> [Task requirements] Skip the images. Copy the records exactly as written.

> [Material to process]
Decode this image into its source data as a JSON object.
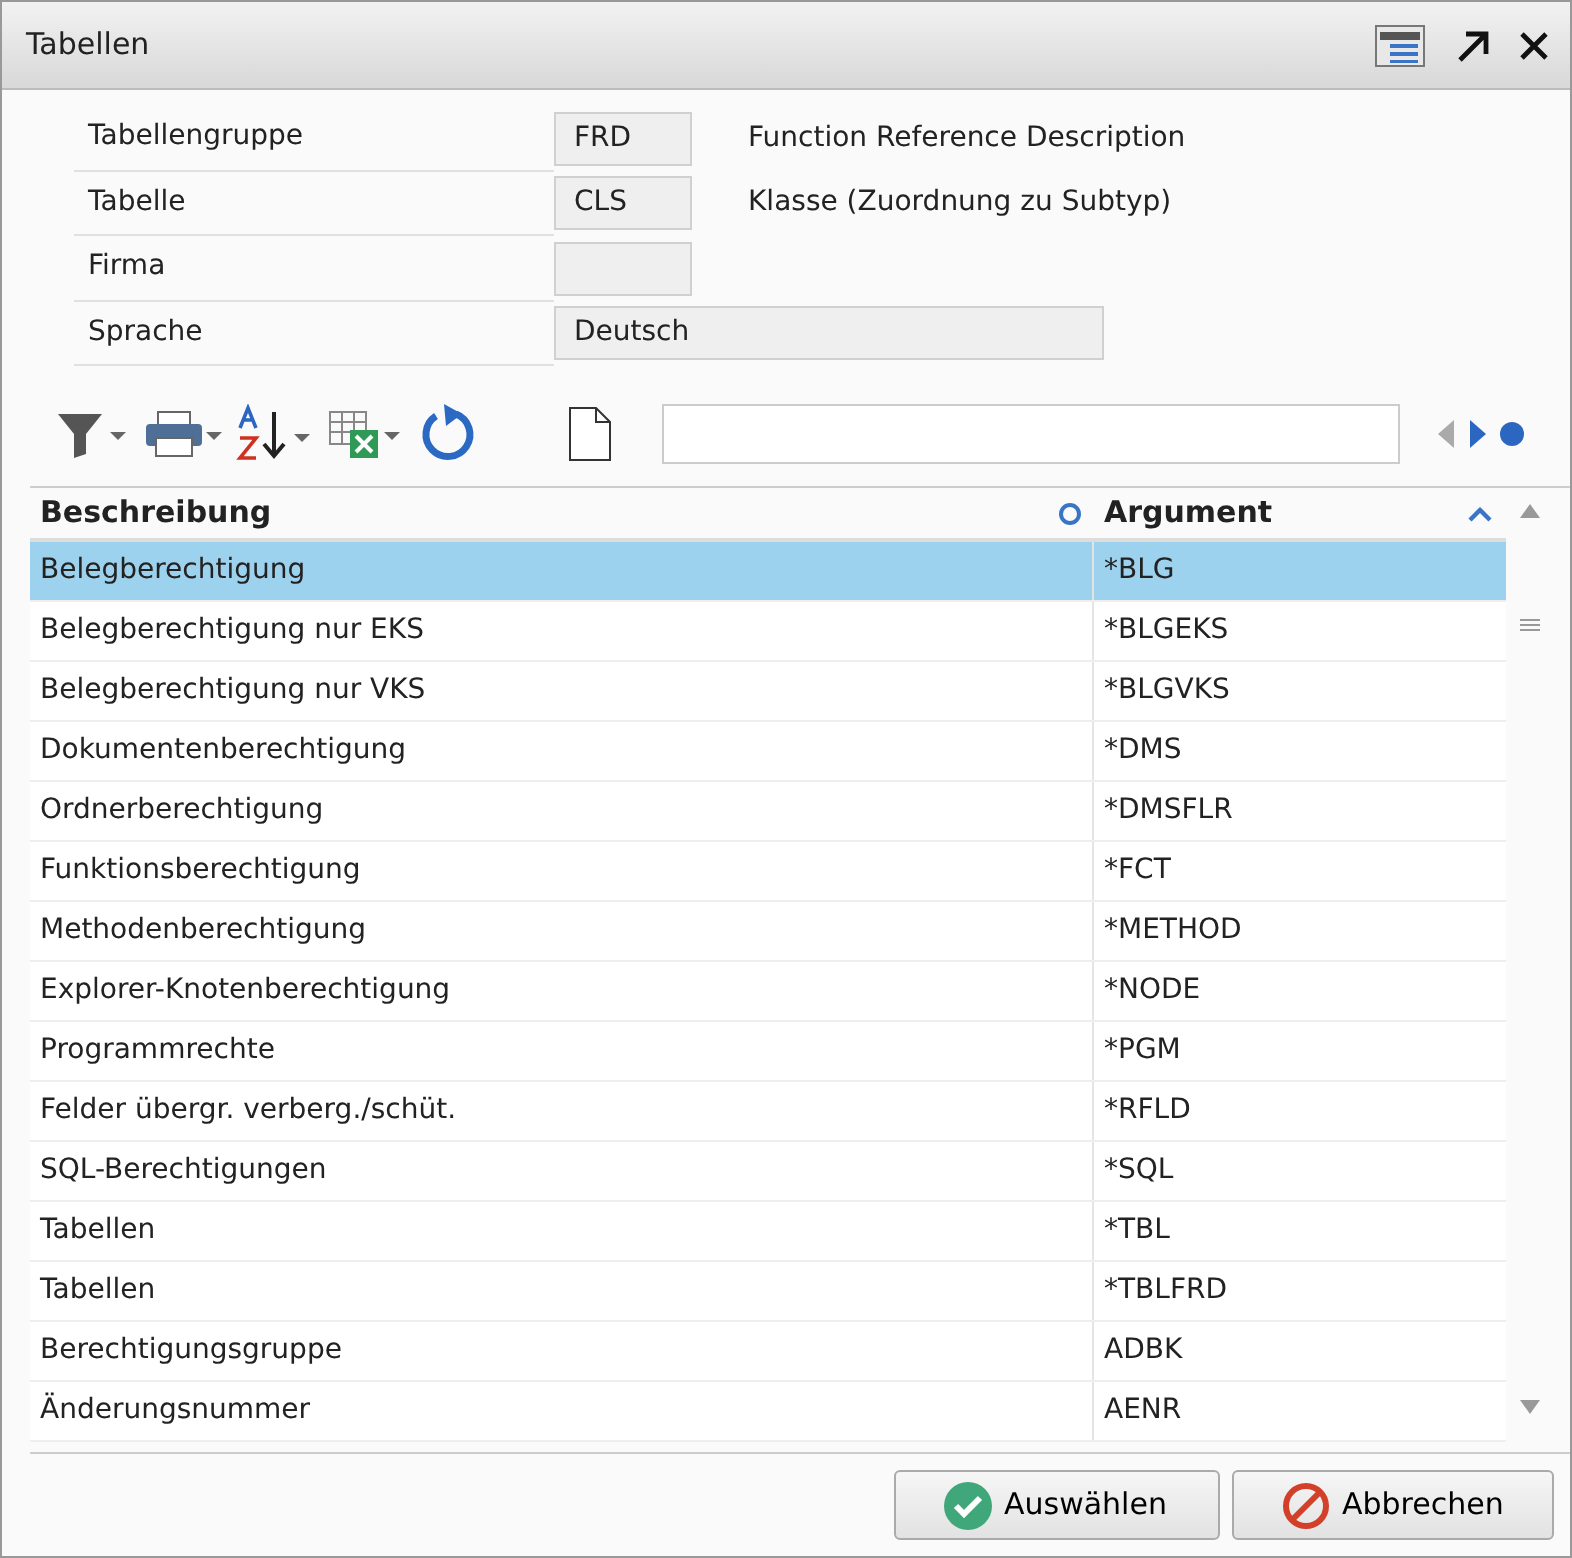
{
  "window": {
    "title": "Tabellen"
  },
  "form": [
    {
      "label": "Tabellengruppe",
      "value": "FRD",
      "description": "Function Reference Description",
      "kind": "short"
    },
    {
      "label": "Tabelle",
      "value": "CLS",
      "description": "Klasse (Zuordnung zu Subtyp)",
      "kind": "short"
    },
    {
      "label": "Firma",
      "kind": "short"
    },
    {
      "label": "Sprache",
      "value": "Deutsch",
      "kind": "wide"
    }
  ],
  "table": {
    "columns": [
      "Beschreibung",
      "Argument"
    ],
    "rows": [
      {
        "cells": [
          "Belegberechtigung",
          "*BLG"
        ],
        "selected": true
      },
      {
        "cells": [
          "Belegberechtigung nur EKS",
          "*BLGEKS"
        ],
        "selected": false
      },
      {
        "cells": [
          "Belegberechtigung nur VKS",
          "*BLGVKS"
        ],
        "selected": false
      },
      {
        "cells": [
          "Dokumentenberechtigung",
          "*DMS"
        ],
        "selected": false
      },
      {
        "cells": [
          "Ordnerberechtigung",
          "*DMSFLR"
        ],
        "selected": false
      },
      {
        "cells": [
          "Funktionsberechtigung",
          "*FCT"
        ],
        "selected": false
      },
      {
        "cells": [
          "Methodenberechtigung",
          "*METHOD"
        ],
        "selected": false
      },
      {
        "cells": [
          "Explorer-Knotenberechtigung",
          "*NODE"
        ],
        "selected": false
      },
      {
        "cells": [
          "Programmrechte",
          "*PGM"
        ],
        "selected": false
      },
      {
        "cells": [
          "Felder übergr. verberg./schüt.",
          "*RFLD"
        ],
        "selected": false
      },
      {
        "cells": [
          "SQL-Berechtigungen",
          "*SQL"
        ],
        "selected": false
      },
      {
        "cells": [
          "Tabellen",
          "*TBL"
        ],
        "selected": false
      },
      {
        "cells": [
          "Tabellen",
          "*TBLFRD"
        ],
        "selected": false
      },
      {
        "cells": [
          "Berechtigungsgruppe",
          "ADBK"
        ],
        "selected": false
      },
      {
        "cells": [
          "Änderungsnummer",
          "AENR"
        ],
        "selected": false
      }
    ]
  },
  "buttons": [
    {
      "label": "Auswählen",
      "kind": "ok"
    },
    {
      "label": "Abbrechen",
      "kind": "cancel"
    }
  ]
}
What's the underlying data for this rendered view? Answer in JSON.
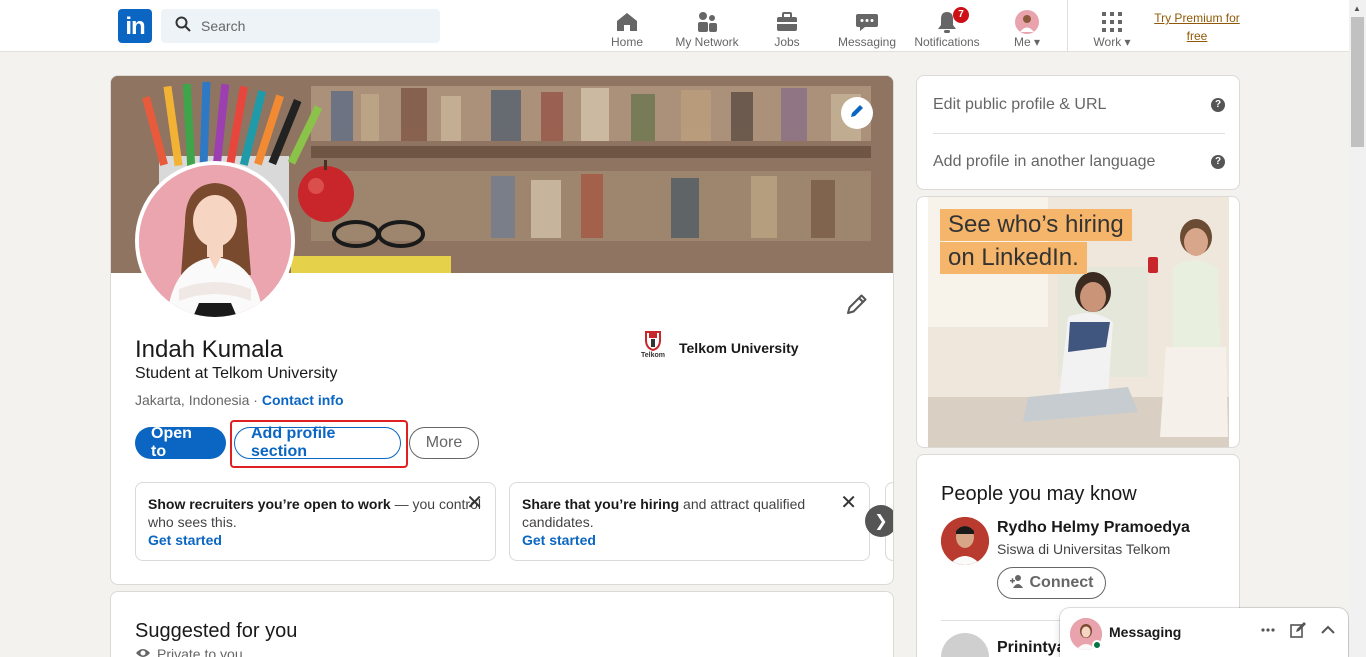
{
  "nav": {
    "logo": "in",
    "search_placeholder": "Search",
    "items": [
      {
        "label": "Home",
        "icon": "home-icon"
      },
      {
        "label": "My Network",
        "icon": "network-icon"
      },
      {
        "label": "Jobs",
        "icon": "briefcase-icon"
      },
      {
        "label": "Messaging",
        "icon": "messaging-icon"
      },
      {
        "label": "Notifications",
        "icon": "bell-icon",
        "badge": "7"
      },
      {
        "label": "Me",
        "icon": "avatar-icon"
      },
      {
        "label": "Work",
        "icon": "grid-icon"
      }
    ],
    "premium_line1": "Try Premium for",
    "premium_line2": "free"
  },
  "profile": {
    "name": "Indah Kumala",
    "headline": "Student at Telkom University",
    "location": "Jakarta, Indonesia",
    "separator": "·",
    "contact_info": "Contact info",
    "education": "Telkom University",
    "education_logo_text": "Telkom",
    "buttons": {
      "open_to": "Open to",
      "add_section": "Add profile section",
      "more": "More"
    },
    "promos": [
      {
        "bold": "Show recruiters you’re open to work",
        "rest": " — you control who sees this.",
        "cta": "Get started"
      },
      {
        "bold": "Share that you’re hiring",
        "rest": " and attract qualified candidates.",
        "cta": "Get started"
      }
    ]
  },
  "suggested": {
    "title": "Suggested for you",
    "sub": "Private to you"
  },
  "rail": {
    "links": [
      "Edit public profile & URL",
      "Add profile in another language"
    ],
    "ad_line1": "See who’s hiring",
    "ad_line2": "on LinkedIn.",
    "pymk_title": "People you may know",
    "people": [
      {
        "name": "Rydho Helmy Pramoedya",
        "desc": "Siswa di Universitas Telkom",
        "action": "Connect"
      },
      {
        "name": "Prinintya"
      }
    ]
  },
  "messaging": {
    "label": "Messaging"
  },
  "colors": {
    "brand": "#0a66c2",
    "background": "#f3f2ef",
    "highlight": "#e02020",
    "badge": "#cc1016"
  }
}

> [Result of the exercise]
Decode this image into its source data as a JSON object.
{
  "window": {
    "title": "Tabellen"
  },
  "form": [
    {
      "label": "Tabellengruppe",
      "value": "FRD",
      "description": "Function Reference Description",
      "kind": "short"
    },
    {
      "label": "Tabelle",
      "value": "CLS",
      "description": "Klasse (Zuordnung zu Subtyp)",
      "kind": "short"
    },
    {
      "label": "Firma",
      "kind": "short"
    },
    {
      "label": "Sprache",
      "value": "Deutsch",
      "kind": "wide"
    }
  ],
  "table": {
    "columns": [
      "Beschreibung",
      "Argument"
    ],
    "rows": [
      {
        "cells": [
          "Belegberechtigung",
          "*BLG"
        ],
        "selected": true
      },
      {
        "cells": [
          "Belegberechtigung nur EKS",
          "*BLGEKS"
        ],
        "selected": false
      },
      {
        "cells": [
          "Belegberechtigung nur VKS",
          "*BLGVKS"
        ],
        "selected": false
      },
      {
        "cells": [
          "Dokumentenberechtigung",
          "*DMS"
        ],
        "selected": false
      },
      {
        "cells": [
          "Ordnerberechtigung",
          "*DMSFLR"
        ],
        "selected": false
      },
      {
        "cells": [
          "Funktionsberechtigung",
          "*FCT"
        ],
        "selected": false
      },
      {
        "cells": [
          "Methodenberechtigung",
          "*METHOD"
        ],
        "selected": false
      },
      {
        "cells": [
          "Explorer-Knotenberechtigung",
          "*NODE"
        ],
        "selected": false
      },
      {
        "cells": [
          "Programmrechte",
          "*PGM"
        ],
        "selected": false
      },
      {
        "cells": [
          "Felder übergr. verberg./schüt.",
          "*RFLD"
        ],
        "selected": false
      },
      {
        "cells": [
          "SQL-Berechtigungen",
          "*SQL"
        ],
        "selected": false
      },
      {
        "cells": [
          "Tabellen",
          "*TBL"
        ],
        "selected": false
      },
      {
        "cells": [
          "Tabellen",
          "*TBLFRD"
        ],
        "selected": false
      },
      {
        "cells": [
          "Berechtigungsgruppe",
          "ADBK"
        ],
        "selected": false
      },
      {
        "cells": [
          "Änderungsnummer",
          "AENR"
        ],
        "selected": false
      }
    ]
  },
  "buttons": [
    {
      "label": "Auswählen",
      "kind": "ok"
    },
    {
      "label": "Abbrechen",
      "kind": "cancel"
    }
  ]
}
What's the underlying data for this rendered view? Answer in JSON.
{
  "nav": {
    "logo": "in",
    "search_placeholder": "Search",
    "items": [
      {
        "label": "Home",
        "icon": "home-icon"
      },
      {
        "label": "My Network",
        "icon": "network-icon"
      },
      {
        "label": "Jobs",
        "icon": "briefcase-icon"
      },
      {
        "label": "Messaging",
        "icon": "messaging-icon"
      },
      {
        "label": "Notifications",
        "icon": "bell-icon",
        "badge": "7"
      },
      {
        "label": "Me",
        "icon": "avatar-icon"
      },
      {
        "label": "Work",
        "icon": "grid-icon"
      }
    ],
    "premium_line1": "Try Premium for",
    "premium_line2": "free"
  },
  "profile": {
    "name": "Indah Kumala",
    "headline": "Student at Telkom University",
    "location": "Jakarta, Indonesia",
    "separator": "·",
    "contact_info": "Contact info",
    "education": "Telkom University",
    "education_logo_text": "Telkom",
    "buttons": {
      "open_to": "Open to",
      "add_section": "Add profile section",
      "more": "More"
    },
    "promos": [
      {
        "bold": "Show recruiters you’re open to work",
        "rest": " — you control who sees this.",
        "cta": "Get started"
      },
      {
        "bold": "Share that you’re hiring",
        "rest": " and attract qualified candidates.",
        "cta": "Get started"
      }
    ]
  },
  "suggested": {
    "title": "Suggested for you",
    "sub": "Private to you"
  },
  "rail": {
    "links": [
      "Edit public profile & URL",
      "Add profile in another language"
    ],
    "ad_line1": "See who’s hiring",
    "ad_line2": "on LinkedIn.",
    "pymk_title": "People you may know",
    "people": [
      {
        "name": "Rydho Helmy Pramoedya",
        "desc": "Siswa di Universitas Telkom",
        "action": "Connect"
      },
      {
        "name": "Prinintya"
      }
    ]
  },
  "messaging": {
    "label": "Messaging"
  },
  "colors": {
    "brand": "#0a66c2",
    "background": "#f3f2ef",
    "highlight": "#e02020",
    "badge": "#cc1016"
  }
}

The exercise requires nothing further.